The buyer monetary Safety agency, the watchdog service create following the final financial meltdown, are poised to consider tight brand new nationwide guides designed to curtail payday lending. These will reduce range financial loans that may be consumed rapid sequence and definately will drive organizations like improve America to evaluate that the company’s customers have the really means to payback these people.
But loan providers like Mrs. Alazaus — and even some buyer advocates whom favour tougher law — tends to be grappling aided by the uncomfortable issue of exactly what will afflict clients like Mr. Munn if a financial support which they depend on is cut-off.
“My subscribers enjoy having the ability to come in right here for his or her short term requirements,” Mrs. Alazaus believed. “They would like to incorporate united states than things such as charge cards, & most don’t need the capability to need those.”
Ohio has some regarding the maximum per-capita payday loan use in the nation — the state enjoys extra funding storefronts than McDonald’s shops — along with rate that its creditors price are also among the best. As stated by study from Pew Charitable Trusts, borrowing $300 for a fortnight usually cost $68 in Iowa, weighed against $54 in Kentucky, $44 in Indiana or $42 in Michigan, three nearby claims.
Around 14 states bring restricted high-interest payday lending, and a time, they checked like Kansas would sign up with these people. In a 2008 referendum, voters extremely guaranteed a law limiting rates.
But loan providers discovered loopholes, as well as their loan quantity became: To skirt the pace limits, payday financial institutions enroll as lenders or as credit provider organizations, and those are permitted to recharge prices to find funding to aid their customers.
Move forward The country functions under a financing treatments permission. They complies with Ohio’s principles by recharging only $5.43 in desire, spent to a third-party lender, on a two-week Washington title loans finance of $500 — nevertheless contributes to that $67.50 in costs, some of which they keeps.
“Because the Legislature was not willing to take action, it’s become a Wild western for people,” explained Kalitha Williams, an insurance plan coordinator for plan things Kansas, a team who may have forced for more strict guidelines.
Ohioans today spend $500 million a-year on fees for temporary debts, right up from $230 million about ten years ago, based on a studies through the middle for important credit, a not-for-profit collection.
Several of these customers end up on a path to financial wreck. Denise Cook-Brooks, a teacher and homes medical care person in Springfield, Ohio, calls the cash advance she took out several years ago “the most terrible error of my entire life.”
Brief on cash which will make an automible insurance policies transaction, she took $400, but a couple weeks after she still did not have sufficient to pay it off — so she pilfered much.

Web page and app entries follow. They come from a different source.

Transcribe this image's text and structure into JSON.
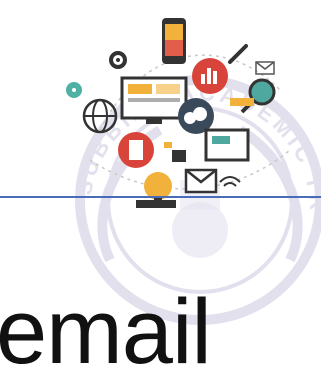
{
  "slide": {
    "heading": "email",
    "watermark_text": "SUBBIAH ACADEMIC TRUST",
    "rule_color": "#4a6cb8"
  },
  "icons": [
    "phone-icon",
    "gear-icon",
    "bar-chart-icon",
    "pen-icon",
    "mail-icon",
    "magnifier-icon",
    "chat-bubble-icon",
    "monitor-icon",
    "globe-icon",
    "cloud-icon",
    "document-icon",
    "folder-icon",
    "lightbulb-icon",
    "envelope-icon",
    "wifi-icon",
    "keyboard-icon"
  ]
}
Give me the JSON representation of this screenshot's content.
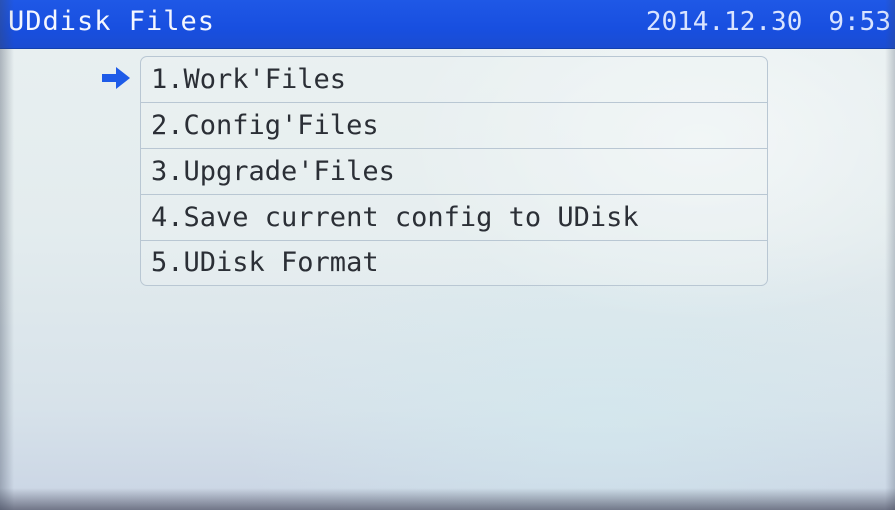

For nine period, she continuing the period, running into around $150 monthly in fees.
Ms. Cook-Brooks bitterly remembers the worries of the lady payday regimen: on her behalf luncheon break, she hurried on the financial to funding the lady confirm, subsequently into the lender to repay the woman existing mortgage and pull out a replacement, after that back in the financial institution to leave their borrowed money.
“I’m one particular woman, and I would be dwelling salary to paycheck,” she said. “It’s a wonder I didn’t have actually a nervous description.” The bicycle in the end ceased as soon as, to save money, she gave up the lady rented house and moved in with the brother.
The most apparent way to lessen brief funding charges would be to cover how much creditors can charge, however the 2010 regulation that created the Consumer monetary security agency banned the organisation from placing rates limitations. Very as an alternative it created an elaborate collection of underwriting formula which get more difficult for these creditors in which to stay organization.